In Matthew 18:17, Jesus says, “If he refuses to listen to them, tell it to the church; and if he refuses to listen even to the church, let him be to you as a Gentile and a tax collector.” What does Jesus mean when He says “church” here? I thought the church wasn’t really a thing until the book of Acts…
The word “church” here is a translation of the Greek word ekklēsia. This word most literally means “assembly” or “congregation.” Since it eventually came to be applied to the gathering of Christian believers after Jesus’ resurrection, ekklēsia is most often translated as “church” in the New Testament.
However, at this point the disciples would not have had in their minds what the assembly of Christian believers would look like after Christ’s resurrection. Their primary point of reference for understanding what Jesus was talking about would have been the synagogue of the Jews. At that time (as throughout history since then), the synagogue was the primary gathering place for the Jews, especially away from Jerusalem (where the Temple was). The synagogue was the center of daily religious life, particularly in the reading and teaching of God’s Word, and it also carried a governmental significance in the community. We see this in the fact that people could be expelled, or “put out,” of the synagogue, like the man born blind in John 9.
The use of the word “church” here in Matthew 18 can be a little confusing, because it can make it sound like Jesus was at this moment clearly establishing a new and distinct religious institution apart from the synagogue. But the apostles would not have seen it this way. They did not see the “church” as an immediate clean break from the old way of doing things. Rather, they saw faith in Christ as a continuation of the Jewish faith, and rightly so. This is why they first went and preached the gospel in the synagogues, both at Jesus’ example and instruction during His presence among them, and also after His departure. Even when the apostles eventually went to Gentile lands, they habitually started by preaching the gospel in the Jewish synagogues, understanding that the gospel was “the power of God for salvation to everyone who believes, to the Jew first and also to the Greek” (Rom. 1:16). The synagogue was where the assembly (church) of God’s people happened at that time, so they started there. It’s only after the message of faith in Christ is repeatedly rejected in the synagogues that we see the gradual formation of the distinctly Christian gathering of God’s people which came to be called the “church,” and which consists of both Jews and Gentiles knitted together in Christ.
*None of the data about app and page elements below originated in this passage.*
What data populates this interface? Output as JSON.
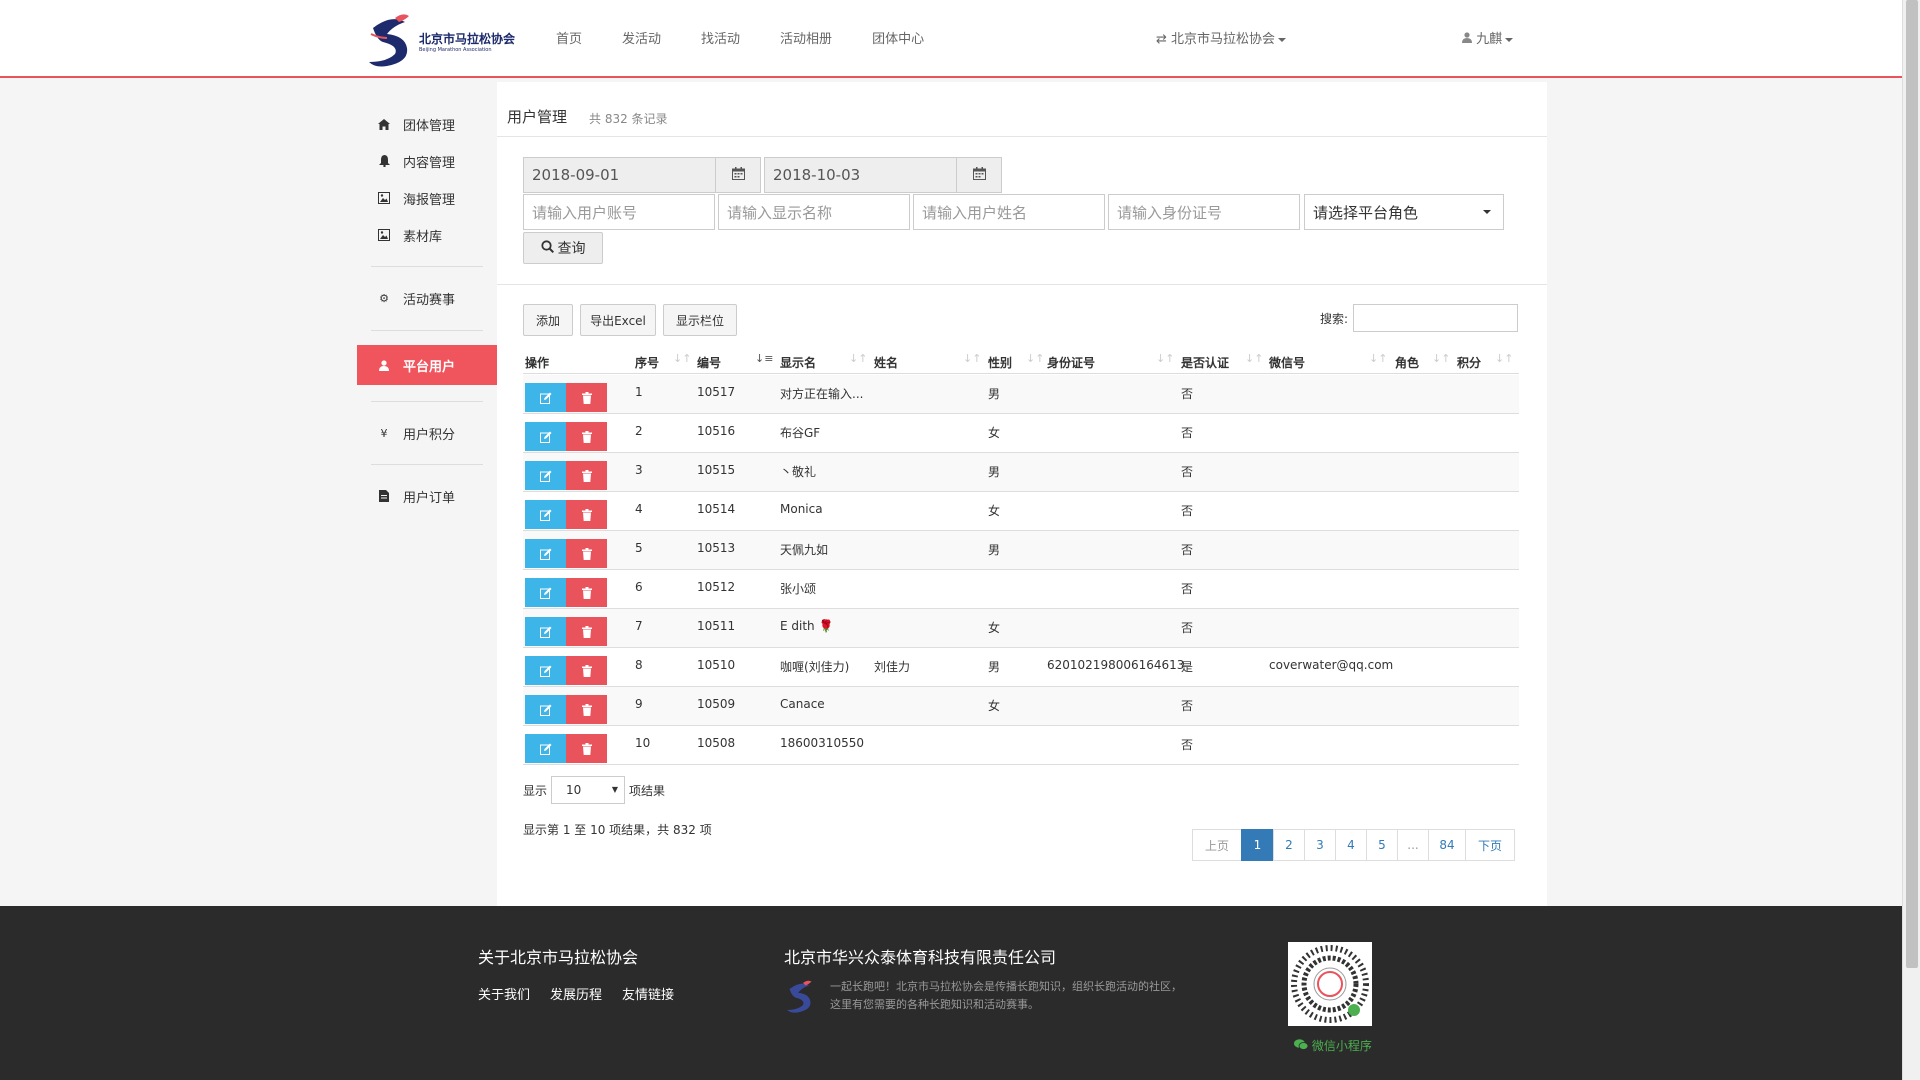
{
  "header": {
    "logo_cn": "北京市马拉松协会",
    "logo_en": "Beijing Marathon Association",
    "nav": [
      "首页",
      "发活动",
      "找活动",
      "活动相册",
      "团体中心"
    ],
    "org_switch": "北京市马拉松协会",
    "user": "九麒"
  },
  "sidebar": {
    "items": [
      {
        "label": "团体管理",
        "icon": "home-icon"
      },
      {
        "label": "内容管理",
        "icon": "bell-icon"
      },
      {
        "label": "海报管理",
        "icon": "image-icon"
      },
      {
        "label": "素材库",
        "icon": "image-icon"
      },
      {
        "label": "活动赛事",
        "icon": "gear-icon"
      },
      {
        "label": "平台用户",
        "icon": "user-icon"
      },
      {
        "label": "用户积分",
        "icon": "yen-icon"
      },
      {
        "label": "用户订单",
        "icon": "file-icon"
      }
    ],
    "active": "平台用户"
  },
  "page": {
    "title": "用户管理",
    "count": "共 832 条记录"
  },
  "filters": {
    "date_from": "2018-09-01",
    "date_to": "2018-10-03",
    "account_placeholder": "请输入用户账号",
    "display_placeholder": "请输入显示名称",
    "realname_placeholder": "请输入用户姓名",
    "idcard_placeholder": "请输入身份证号",
    "role_select": "请选择平台角色",
    "query_button": "查询"
  },
  "toolbar": {
    "add": "添加",
    "export": "导出Excel",
    "columns": "显示栏位",
    "search_label": "搜索:"
  },
  "table": {
    "columns": [
      "操作",
      "序号",
      "编号",
      "显示名",
      "姓名",
      "性别",
      "身份证号",
      "是否认证",
      "微信号",
      "角色",
      "积分"
    ],
    "rows": [
      {
        "seq": "1",
        "no": "10517",
        "display": "对方正在输入...",
        "name": "",
        "gender": "男",
        "idcard": "",
        "verified": "否",
        "wechat": ""
      },
      {
        "seq": "2",
        "no": "10516",
        "display": "布谷GF",
        "name": "",
        "gender": "女",
        "idcard": "",
        "verified": "否",
        "wechat": ""
      },
      {
        "seq": "3",
        "no": "10515",
        "display": "丶敬礼",
        "name": "",
        "gender": "男",
        "idcard": "",
        "verified": "否",
        "wechat": ""
      },
      {
        "seq": "4",
        "no": "10514",
        "display": "Monica",
        "name": "",
        "gender": "女",
        "idcard": "",
        "verified": "否",
        "wechat": ""
      },
      {
        "seq": "5",
        "no": "10513",
        "display": "天佩九如",
        "name": "",
        "gender": "男",
        "idcard": "",
        "verified": "否",
        "wechat": ""
      },
      {
        "seq": "6",
        "no": "10512",
        "display": "张小颂",
        "name": "",
        "gender": "",
        "idcard": "",
        "verified": "否",
        "wechat": ""
      },
      {
        "seq": "7",
        "no": "10511",
        "display": "E dith 🌹",
        "name": "",
        "gender": "女",
        "idcard": "",
        "verified": "否",
        "wechat": ""
      },
      {
        "seq": "8",
        "no": "10510",
        "display": "咖喱(刘佳力)",
        "name": "刘佳力",
        "gender": "男",
        "idcard": "620102198006164613",
        "verified": "是",
        "wechat": "coverwater@qq.com"
      },
      {
        "seq": "9",
        "no": "10509",
        "display": "Canace",
        "name": "",
        "gender": "女",
        "idcard": "",
        "verified": "否",
        "wechat": ""
      },
      {
        "seq": "10",
        "no": "10508",
        "display": "18600310550",
        "name": "",
        "gender": "",
        "idcard": "",
        "verified": "否",
        "wechat": ""
      }
    ]
  },
  "paging": {
    "show_label": "显示",
    "page_size": "10",
    "result_label": "项结果",
    "info": "显示第 1 至 10 项结果，共 832 项",
    "prev": "上页",
    "pages": [
      "1",
      "2",
      "3",
      "4",
      "5",
      "...",
      "84"
    ],
    "next": "下页",
    "current": "1"
  },
  "footer": {
    "about_title": "关于北京市马拉松协会",
    "links": [
      "关于我们",
      "发展历程",
      "友情链接"
    ],
    "company": "北京市华兴众泰体育科技有限责任公司",
    "desc": "一起长跑吧！北京市马拉松协会是传播长跑知识，组织长跑活动的社区，这里有您需要的各种长跑知识和活动赛事。",
    "mini_program": "微信小程序"
  },
  "colors": {
    "accent": "#f0545c",
    "edit": "#3eb5e8",
    "delete": "#e8535c",
    "link": "#337ab7"
  }
}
But understand, even though we today have the distinct word “church” for this gathering, the New Testament believers were still using ekklēsia, a general term for “assembly,” to refer to themselves. And there were other “assemblies” at the time, just like there are now. Some were religious, like the synagogues, and others were civil, like the “assembly” that gathered against the apostles in Ephesus (see Acts 19). So it was not the word “church” that set apart the New Testament assembly of believers. It was the fact that this assembly gathered in the name of Jesus Christ.
It’s helpful to remind ourselves of the actual meaning of church. It’s one of those words that we use so often, it can easily lose its significance in our minds. Jesus defines this assembly very simply when He says, “where two or three have gathered together in My name, I am there in their midst” (Matt. 18:20). This destroys the notion that “church” is just about your own personal experience with God. You may commune personally with God through prayer and praise while alone in nature, but that ain’t church. The New Testament condemns the “habit” of “forsaking our own assembling together” (Heb. 10:25); Jesus wants no part with those who refuse to join themselves in fellowship to His people.
A Note on Church Discipline
Don’t miss the context of Matthew 18. It’s important for understanding the nature of the church. We said above that one of the functions of the synagogue was governmental; the synagogue made judgments about those who were in and those who were out. This is a function which Jesus explicitly tells His disciples carries through to the Christian church.
We tend to think of Jesus’ words in v. 20—“where two or three have gathered together in My name, I am there in their midst”—as a sweet unconditional blessing from God on any group of people claiming to be gathered in Jesus’ name. But the context here is that of church discipline. Jesus is giving instructions for how to deal with an unrepentant member of the community. In fact, He requires His church to make judgments about such a person. When the church does so, it glorifies Christ as it demonstrates His authority and promotes the purity of the Christian community. While this passage is about what the church is, it is even more so about what our Lord expects His church to do.